The European Commission announced Thursday it had sent a final warning to Britain over its failure to comply with EU air quality rules, due to the levels of dangerous airborne particles in London and Gibraltar.
"Air pollution is bad for our health. It reduces human life expectancy by more than eight months on average and by more than two years in the most polluted cities and regions," said the EU's Environment Commissioner Janez Potocnik.
"Member States must comply with EU air quality standards quickly and reduce air pollutant emissions," he stressed.
The offending 'PM10' particles in question -- tiny subdivisions of solid or liquid matter suspended in the air -- are emitted mainly by industry, traffic and domestic heating.
Their presence in too high concentrations may, the EU said, lead to asthma, cardiovascular problems, lung cancer and even premature death.
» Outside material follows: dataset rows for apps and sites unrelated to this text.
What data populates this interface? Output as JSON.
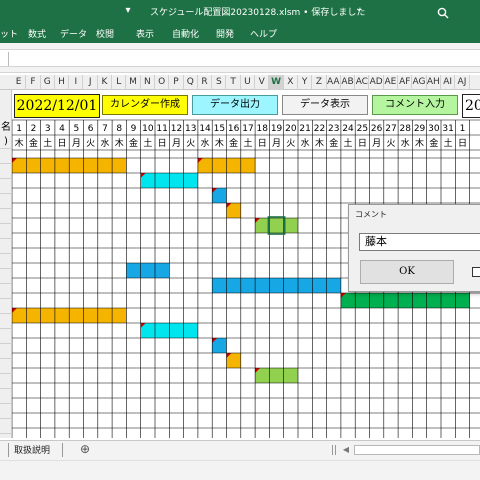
{
  "window": {
    "title": "スケジュール配置図20230128.xlsm • 保存しました",
    "title_chevron": "⌄",
    "search_icon": "search-icon",
    "accent": "#1e7145"
  },
  "ribbon": {
    "tabs": [
      "ット",
      "数式",
      "データ",
      "校閲",
      "表示",
      "自動化",
      "開発",
      "ヘルプ"
    ]
  },
  "columns": [
    "E",
    "F",
    "G",
    "H",
    "I",
    "J",
    "K",
    "L",
    "M",
    "N",
    "O",
    "P",
    "Q",
    "R",
    "S",
    "T",
    "U",
    "V",
    "W",
    "X",
    "Y",
    "Z",
    "AA",
    "AB",
    "AC",
    "AD",
    "AE",
    "AF",
    "AG",
    "AH",
    "AI",
    "AJ"
  ],
  "selected_column": "W",
  "sheet": {
    "date_cell": "2022/12/01",
    "right_partial": "20",
    "name_header_partial": "名",
    "name_header_partial2": ")",
    "day_numbers": [
      "1",
      "2",
      "3",
      "4",
      "5",
      "6",
      "7",
      "8",
      "9",
      "10",
      "11",
      "12",
      "13",
      "14",
      "15",
      "16",
      "17",
      "18",
      "19",
      "20",
      "21",
      "22",
      "23",
      "24",
      "25",
      "26",
      "27",
      "28",
      "29",
      "30",
      "31",
      "1"
    ],
    "weekdays": [
      "木",
      "金",
      "土",
      "日",
      "月",
      "火",
      "水",
      "木",
      "金",
      "土",
      "日",
      "月",
      "火",
      "水",
      "木",
      "金",
      "土",
      "日",
      "月",
      "火",
      "水",
      "木",
      "金",
      "土",
      "日",
      "月",
      "火",
      "水",
      "木",
      "金",
      "土",
      "日"
    ]
  },
  "buttons": {
    "calendar": "カレンダー作成",
    "data_output": "データ出力",
    "data_display": "データ表示",
    "comment_input": "コメント入力"
  },
  "colors": {
    "orange": "#f5b400",
    "cyan": "#00e5ee",
    "blue": "#16a7e4",
    "green_light": "#92d050",
    "green": "#00b050",
    "date_bg": "#ffff00",
    "calendar_btn": "#ffff00",
    "data_output_btn": "#9cf5ff",
    "data_display_btn": "#f2f2f2",
    "comment_btn": "#b6f5a0",
    "comment_marker": "#d00000"
  },
  "dialog": {
    "title": "コメント",
    "input_value": "藤本",
    "ok_label": "OK"
  },
  "bottom": {
    "sheet_tab": "取扱説明",
    "add_sheet": "⊕",
    "scroll_left": "◀",
    "scroll_right": "▶"
  }
}
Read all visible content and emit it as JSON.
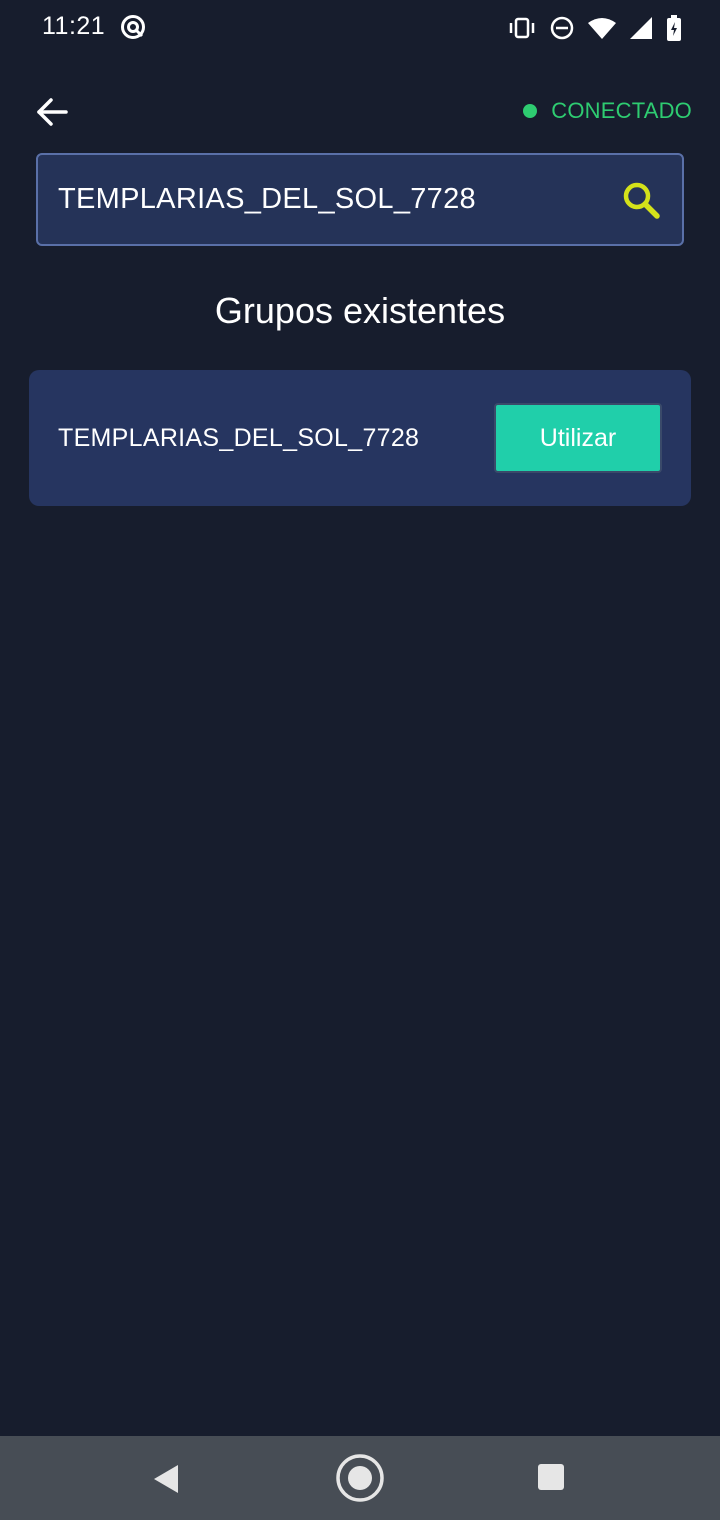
{
  "status_bar": {
    "time": "11:21"
  },
  "header": {
    "back_icon": "arrow-left-icon",
    "connection_status": "CONECTADO"
  },
  "search": {
    "value": "TEMPLARIAS_DEL_SOL_7728",
    "icon": "search-icon"
  },
  "section": {
    "title": "Grupos existentes"
  },
  "groups": [
    {
      "name": "TEMPLARIAS_DEL_SOL_7728",
      "action_label": "Utilizar"
    }
  ],
  "colors": {
    "background": "#171d2d",
    "card": "#263560",
    "accent_button": "#20cfaa",
    "connected": "#2ecc71",
    "search_icon": "#d4e21a"
  }
}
According to the latest data provided, "two areas, namely the Greater London urban area and Gibraltar, have exceeded the limits for PM10," the EU Commission said.
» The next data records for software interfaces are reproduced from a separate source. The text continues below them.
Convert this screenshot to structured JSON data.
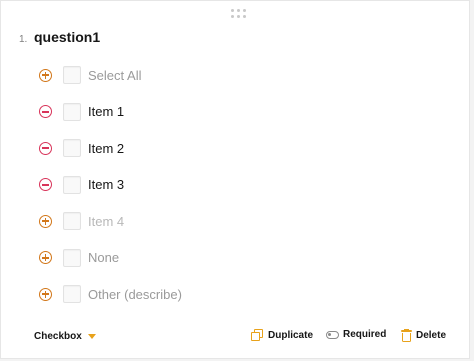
{
  "question": {
    "number": "1.",
    "title": "question1"
  },
  "choices": [
    {
      "label": "Select All",
      "action": "add",
      "checked": false,
      "style": "muted"
    },
    {
      "label": "Item 1",
      "action": "remove",
      "checked": false,
      "style": "normal"
    },
    {
      "label": "Item 2",
      "action": "remove",
      "checked": false,
      "style": "normal"
    },
    {
      "label": "Item 3",
      "action": "remove",
      "checked": false,
      "style": "normal"
    },
    {
      "label": "Item 4",
      "action": "add",
      "checked": false,
      "style": "faint"
    },
    {
      "label": "None",
      "action": "add",
      "checked": false,
      "style": "muted"
    },
    {
      "label": "Other (describe)",
      "action": "add",
      "checked": false,
      "style": "muted"
    }
  ],
  "footer": {
    "question_type": "Checkbox",
    "duplicate_label": "Duplicate",
    "required_label": "Required",
    "delete_label": "Delete"
  },
  "icons": {
    "drag": "drag-handle-icon",
    "add": "plus-circle-icon",
    "remove": "minus-circle-icon",
    "duplicate": "duplicate-icon",
    "required": "toggle-icon",
    "delete": "trash-icon",
    "dropdown": "caret-down-icon"
  },
  "colors": {
    "accent": "#e8a21b",
    "add": "#d2771a",
    "remove": "#d8345a",
    "text": "#161616",
    "muted_text": "#9a9a9a"
  }
}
Britain sought an exemption to the rule for eight areas, including London and the tiny enclave of Gibraltar attached to Spain, but they were not granted.
The British authorities recently sent a further exemption request for Greater London, which is still under assessment.
Nevertheless, following years of non-compliance, the commission decided to send Britain a "final warning" with the threat of subsequent court action.
If the British authorities fail to take the necessary measures to comply with the EU legislation, the case could be referred to he European Court of Justice.
Britain now has two months to respond to the EU letter, after which court action could ensue if the European Commission, the EU's executive arm, is not satisfied with the response.
EU legislation sets binding limits for permitted concentrations of certain pollutants in the air.
© 2010 AFP